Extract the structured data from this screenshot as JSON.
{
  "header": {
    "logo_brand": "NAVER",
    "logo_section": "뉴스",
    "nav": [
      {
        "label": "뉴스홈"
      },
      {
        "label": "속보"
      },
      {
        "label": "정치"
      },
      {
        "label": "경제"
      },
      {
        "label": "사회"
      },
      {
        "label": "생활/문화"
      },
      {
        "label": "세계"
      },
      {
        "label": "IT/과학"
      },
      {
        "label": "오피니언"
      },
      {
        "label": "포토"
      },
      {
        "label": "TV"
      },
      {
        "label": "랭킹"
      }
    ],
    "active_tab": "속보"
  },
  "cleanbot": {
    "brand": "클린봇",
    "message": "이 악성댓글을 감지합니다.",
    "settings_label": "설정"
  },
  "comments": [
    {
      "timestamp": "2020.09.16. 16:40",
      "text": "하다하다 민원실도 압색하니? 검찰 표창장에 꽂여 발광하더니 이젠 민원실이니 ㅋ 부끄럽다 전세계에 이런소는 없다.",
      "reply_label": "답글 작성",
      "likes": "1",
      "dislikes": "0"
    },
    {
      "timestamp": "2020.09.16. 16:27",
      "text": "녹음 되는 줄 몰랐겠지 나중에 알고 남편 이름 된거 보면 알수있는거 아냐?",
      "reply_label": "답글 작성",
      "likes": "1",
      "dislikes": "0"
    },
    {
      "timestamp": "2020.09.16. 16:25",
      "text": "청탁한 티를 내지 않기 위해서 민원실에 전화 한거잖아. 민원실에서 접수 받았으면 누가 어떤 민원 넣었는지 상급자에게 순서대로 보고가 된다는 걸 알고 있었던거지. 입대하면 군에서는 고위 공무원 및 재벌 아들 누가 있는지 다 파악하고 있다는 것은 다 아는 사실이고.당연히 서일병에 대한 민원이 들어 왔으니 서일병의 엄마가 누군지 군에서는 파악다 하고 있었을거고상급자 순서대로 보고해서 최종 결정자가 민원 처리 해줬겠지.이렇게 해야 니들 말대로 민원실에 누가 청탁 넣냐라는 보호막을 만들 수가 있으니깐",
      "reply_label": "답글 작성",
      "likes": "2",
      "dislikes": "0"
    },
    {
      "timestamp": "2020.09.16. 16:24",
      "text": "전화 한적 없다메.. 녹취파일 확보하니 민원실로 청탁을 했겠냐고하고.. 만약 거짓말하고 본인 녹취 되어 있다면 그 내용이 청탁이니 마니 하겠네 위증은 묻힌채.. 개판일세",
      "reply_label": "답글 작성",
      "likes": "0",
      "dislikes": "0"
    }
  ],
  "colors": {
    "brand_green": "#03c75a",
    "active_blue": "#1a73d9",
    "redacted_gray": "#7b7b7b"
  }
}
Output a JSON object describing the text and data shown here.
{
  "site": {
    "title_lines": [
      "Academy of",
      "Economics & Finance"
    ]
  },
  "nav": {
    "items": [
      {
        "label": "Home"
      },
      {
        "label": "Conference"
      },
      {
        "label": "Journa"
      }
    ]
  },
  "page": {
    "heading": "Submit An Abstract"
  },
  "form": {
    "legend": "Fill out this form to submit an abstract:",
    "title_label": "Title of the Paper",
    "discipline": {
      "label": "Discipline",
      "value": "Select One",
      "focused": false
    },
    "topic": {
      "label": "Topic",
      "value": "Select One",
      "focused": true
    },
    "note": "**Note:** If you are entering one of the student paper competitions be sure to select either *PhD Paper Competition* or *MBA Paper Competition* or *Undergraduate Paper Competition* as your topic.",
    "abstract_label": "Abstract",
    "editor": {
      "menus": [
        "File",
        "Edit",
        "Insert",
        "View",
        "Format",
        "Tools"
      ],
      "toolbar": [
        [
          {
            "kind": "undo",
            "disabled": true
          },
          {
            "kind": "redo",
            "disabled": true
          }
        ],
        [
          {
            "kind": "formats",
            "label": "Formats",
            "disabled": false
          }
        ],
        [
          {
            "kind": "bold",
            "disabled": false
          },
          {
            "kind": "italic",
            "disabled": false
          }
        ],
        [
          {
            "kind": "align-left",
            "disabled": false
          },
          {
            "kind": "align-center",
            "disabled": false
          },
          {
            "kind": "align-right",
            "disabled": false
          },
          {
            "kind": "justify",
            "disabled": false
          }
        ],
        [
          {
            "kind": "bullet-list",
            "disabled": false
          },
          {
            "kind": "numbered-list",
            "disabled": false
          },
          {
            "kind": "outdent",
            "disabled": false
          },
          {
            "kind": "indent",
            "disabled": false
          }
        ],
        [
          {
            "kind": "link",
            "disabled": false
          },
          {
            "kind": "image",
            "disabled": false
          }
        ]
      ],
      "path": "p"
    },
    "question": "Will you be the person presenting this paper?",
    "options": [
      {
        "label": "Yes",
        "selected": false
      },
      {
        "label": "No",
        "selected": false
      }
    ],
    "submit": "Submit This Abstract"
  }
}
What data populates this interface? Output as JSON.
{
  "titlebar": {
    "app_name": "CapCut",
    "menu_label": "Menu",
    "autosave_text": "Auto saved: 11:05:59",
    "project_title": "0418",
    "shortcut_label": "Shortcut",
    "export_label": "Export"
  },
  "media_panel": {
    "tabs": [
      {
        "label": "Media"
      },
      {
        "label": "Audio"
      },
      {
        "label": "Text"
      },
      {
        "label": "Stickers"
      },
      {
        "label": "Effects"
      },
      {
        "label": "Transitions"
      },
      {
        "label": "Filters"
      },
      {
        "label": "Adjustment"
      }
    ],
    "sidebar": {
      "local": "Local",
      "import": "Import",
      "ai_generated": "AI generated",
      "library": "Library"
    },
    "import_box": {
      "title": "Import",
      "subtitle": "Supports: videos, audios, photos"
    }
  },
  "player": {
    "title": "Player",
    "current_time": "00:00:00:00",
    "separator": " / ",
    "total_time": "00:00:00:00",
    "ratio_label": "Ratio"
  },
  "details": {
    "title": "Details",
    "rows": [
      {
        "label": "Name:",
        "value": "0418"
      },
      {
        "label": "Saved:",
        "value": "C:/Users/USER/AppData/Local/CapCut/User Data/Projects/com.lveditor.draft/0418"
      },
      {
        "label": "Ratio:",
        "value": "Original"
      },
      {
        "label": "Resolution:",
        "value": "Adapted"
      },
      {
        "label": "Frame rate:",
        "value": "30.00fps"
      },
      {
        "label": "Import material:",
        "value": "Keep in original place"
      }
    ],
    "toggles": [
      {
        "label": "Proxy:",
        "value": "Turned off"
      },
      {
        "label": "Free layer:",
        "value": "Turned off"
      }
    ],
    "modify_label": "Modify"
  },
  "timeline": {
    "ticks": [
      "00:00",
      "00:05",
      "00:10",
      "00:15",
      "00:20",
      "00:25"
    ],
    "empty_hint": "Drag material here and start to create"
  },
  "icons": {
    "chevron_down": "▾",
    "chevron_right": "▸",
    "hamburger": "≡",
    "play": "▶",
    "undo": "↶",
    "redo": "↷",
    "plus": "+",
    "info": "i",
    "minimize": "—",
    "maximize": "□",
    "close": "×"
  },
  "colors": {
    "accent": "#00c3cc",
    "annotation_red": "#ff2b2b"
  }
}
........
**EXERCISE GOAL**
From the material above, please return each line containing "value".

**YOUR RESPONSE**
      "value": "Select One",
      "value": "Select One",
        "value": "0418"
        "value": "C:/Users/USER/AppData/Local/CapCut/User Data/Projects/com.lveditor.draft/0418"
        "value": "Original"
        "value": "Adapted"
        "value": "30.00fps"
        "value": "Keep in original place"
        "value": "Turned off"
        "value": "Turned off"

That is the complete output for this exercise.